White House counselor Kellyanne Conway on Monday seemed to evade questions about explosive accusations President Trump has made against former President Obama — from the unproven allegation that Obama wiretapped Trump Tower during the 2016 election to the erroneous claim that Obama-era unemployment stats were fake.
Appearing on NBC's "TODAY," Conway said she could not comment on the wiretapping claim, noting that "it's under investigation" by the House Intelligence Committee. The top lawmakers on that committee have asked the Justice Department to hand over by Monday any evidence of electronic surveillance of Trump.
The Justice Department on Monday afternoon asked for more time.
In a separate appearance on ABC's "Good Morning America," Conway said she had "no evidence" to prove the wiretapping accusation.
Conway on Sunday said the federal government has many ways to spy on its citizens beyond tapping phones, telling New Jersey's Bergen County Record that "you can surveil someone through their phones, certainly through their television sets — any number of ways." She did not provide any evidence to support that claim.
She later added on Twitter that her "response to Bergen Record was about surveillance articles in news & techniques generally, not about the campaign." In an interview on CNN on Monday, Conway jokingly clarified her comments, saying: "I'm not Inspector Gadget. I don't believe people are using the microwave to spy on the Trump campaign."

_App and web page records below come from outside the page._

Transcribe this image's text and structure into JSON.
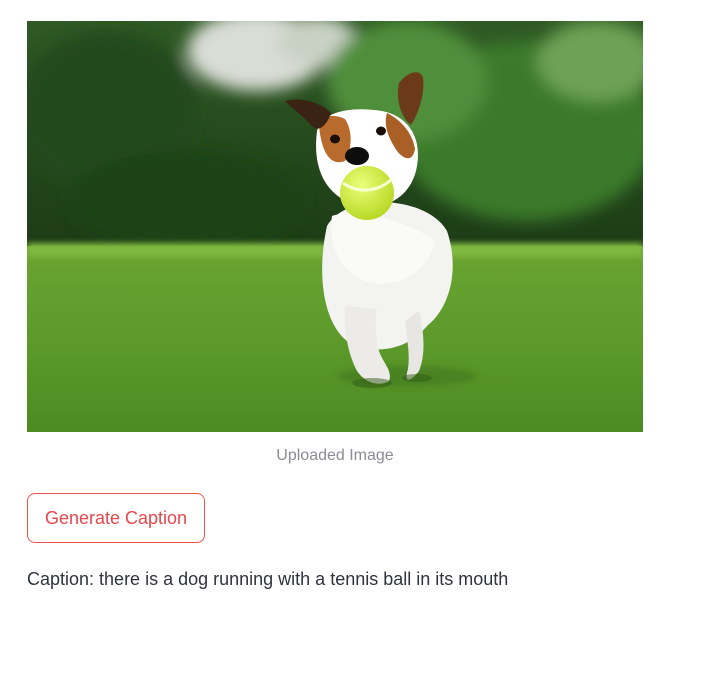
{
  "image": {
    "alt": "Jack Russell terrier running on grass with a tennis ball in its mouth",
    "caption": "Uploaded Image"
  },
  "actions": {
    "generate_label": "Generate Caption"
  },
  "result": {
    "caption_text": "Caption: there is a dog running with a tennis ball in its mouth"
  },
  "colors": {
    "accent": "#e5484d",
    "muted_text": "#8a8d97",
    "body_text": "#31333f"
  }
}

Kevin Lewis, a spokesman for Obama, has said "any suggestion" that the former president ordered surveillance on Trump was "simply false." Appearing on NBC's "Meet the Press" on March 5, James Clapper, Obama's director of national intelligence, denied that Trump Tower was tapped.
Conway on "TODAY" also defended the president's position on the Bureau of Labor Statistics jobs report, which he once denounced as "phony" but now, as the sitting chief executive, completely embraces.
"There was a lot of fakery going on" during the Obama presidency, Conway said, denying that Trump had a credibility issue after his press secretary on Friday quipped: "I talked to the president prior to this, and he said to quote him very clearly: 'They may have been phony in the past, but it's very real now.'"
Pressed by NBC's Savannah Guthrie to explain the reversal, Conway insisted Americans were more concerned with pocketbook issues and a strengthening economy.
The statistics released Friday show that U.S. employers added 235,000 jobs in February, and that the unemployment rate dropped to 4.7 percent from 4.8 percent. As a presidential candidate, Trump slammed what he described as "phony unemployment numbers" that he suggested had been fabricated.
Conway pushed back on the suggestion that Trump's flip-flop on the jobs data was comparable to him abandoning his infamous "birther" crusade, telling NBC's Matt Lauer that she did not see any similarity between the two.